Records for the task Block Start

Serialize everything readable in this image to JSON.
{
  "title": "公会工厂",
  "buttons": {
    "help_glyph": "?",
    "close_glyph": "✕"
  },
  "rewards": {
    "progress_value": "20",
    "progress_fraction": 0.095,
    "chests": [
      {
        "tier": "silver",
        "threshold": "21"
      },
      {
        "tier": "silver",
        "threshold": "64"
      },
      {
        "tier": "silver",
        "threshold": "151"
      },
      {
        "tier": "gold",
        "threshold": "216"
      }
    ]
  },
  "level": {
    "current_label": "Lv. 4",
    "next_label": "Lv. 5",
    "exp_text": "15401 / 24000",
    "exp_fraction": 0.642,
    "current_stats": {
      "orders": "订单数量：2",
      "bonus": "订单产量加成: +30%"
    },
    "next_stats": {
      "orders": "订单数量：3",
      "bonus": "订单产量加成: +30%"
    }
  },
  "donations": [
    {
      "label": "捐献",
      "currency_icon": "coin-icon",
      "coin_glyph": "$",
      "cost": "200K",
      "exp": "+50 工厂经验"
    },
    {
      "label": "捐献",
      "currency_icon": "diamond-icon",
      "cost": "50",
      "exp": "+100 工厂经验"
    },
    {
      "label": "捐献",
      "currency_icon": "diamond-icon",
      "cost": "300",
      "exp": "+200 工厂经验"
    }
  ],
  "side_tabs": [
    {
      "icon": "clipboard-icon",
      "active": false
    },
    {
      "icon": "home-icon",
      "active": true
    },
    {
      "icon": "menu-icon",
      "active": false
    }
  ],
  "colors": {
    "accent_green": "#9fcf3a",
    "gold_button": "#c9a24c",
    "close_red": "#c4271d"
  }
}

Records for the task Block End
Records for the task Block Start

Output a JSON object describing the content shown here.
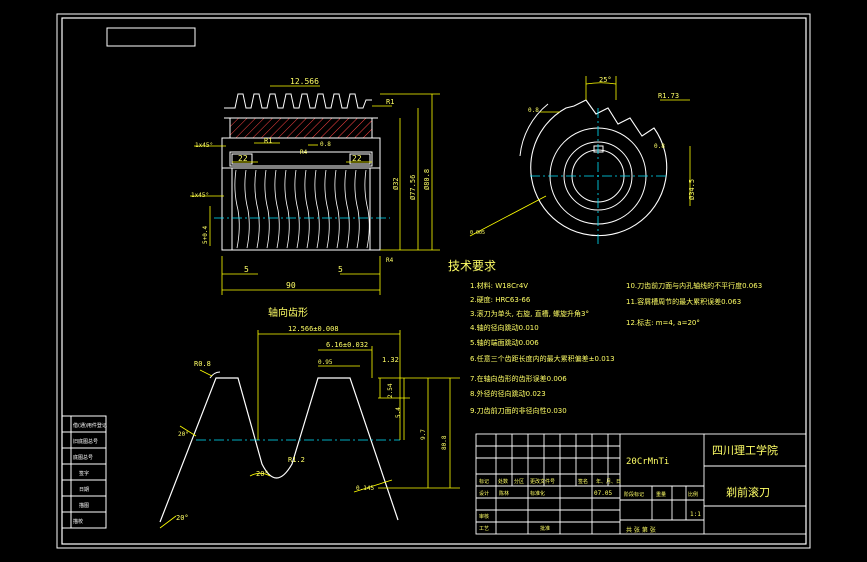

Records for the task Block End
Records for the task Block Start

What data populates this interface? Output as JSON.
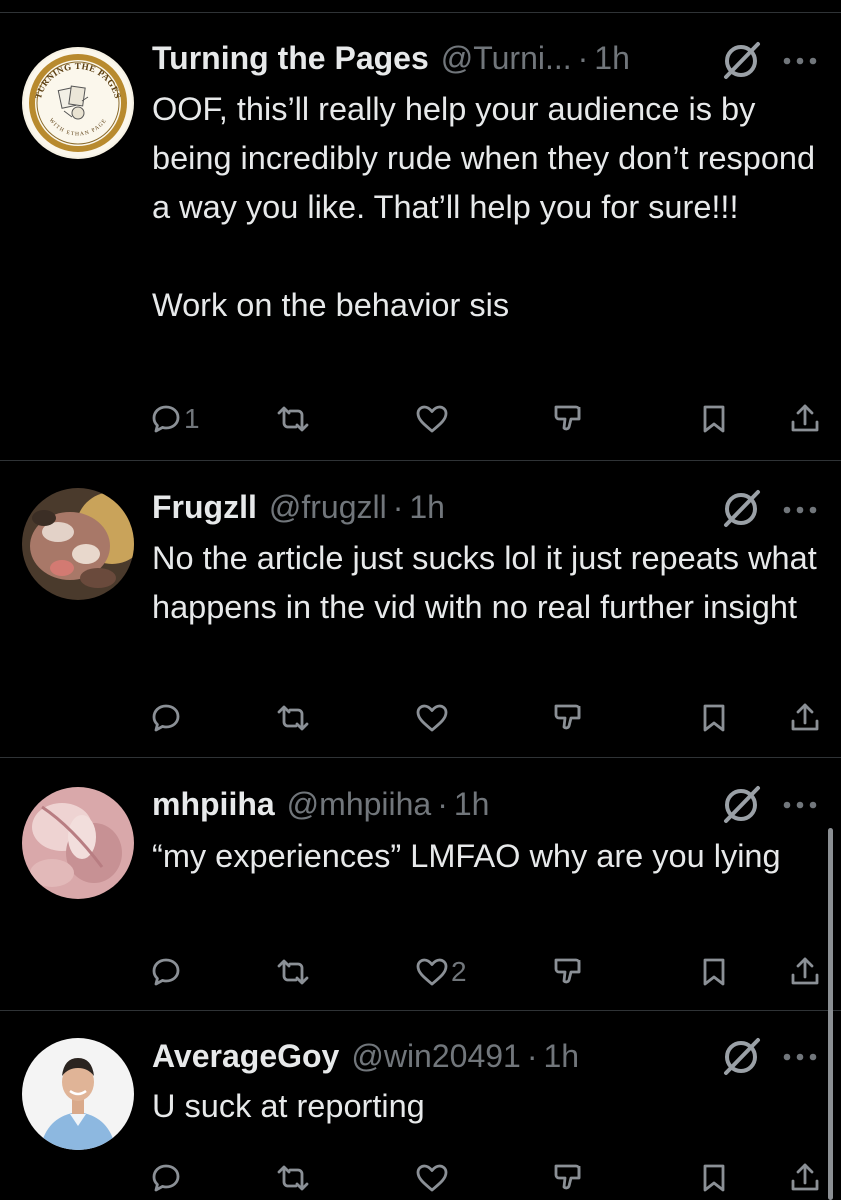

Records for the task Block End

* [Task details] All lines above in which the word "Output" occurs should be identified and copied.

* [Response]
Output a JSON object describing the content shown here.
What data populates this interface? Output as JSON.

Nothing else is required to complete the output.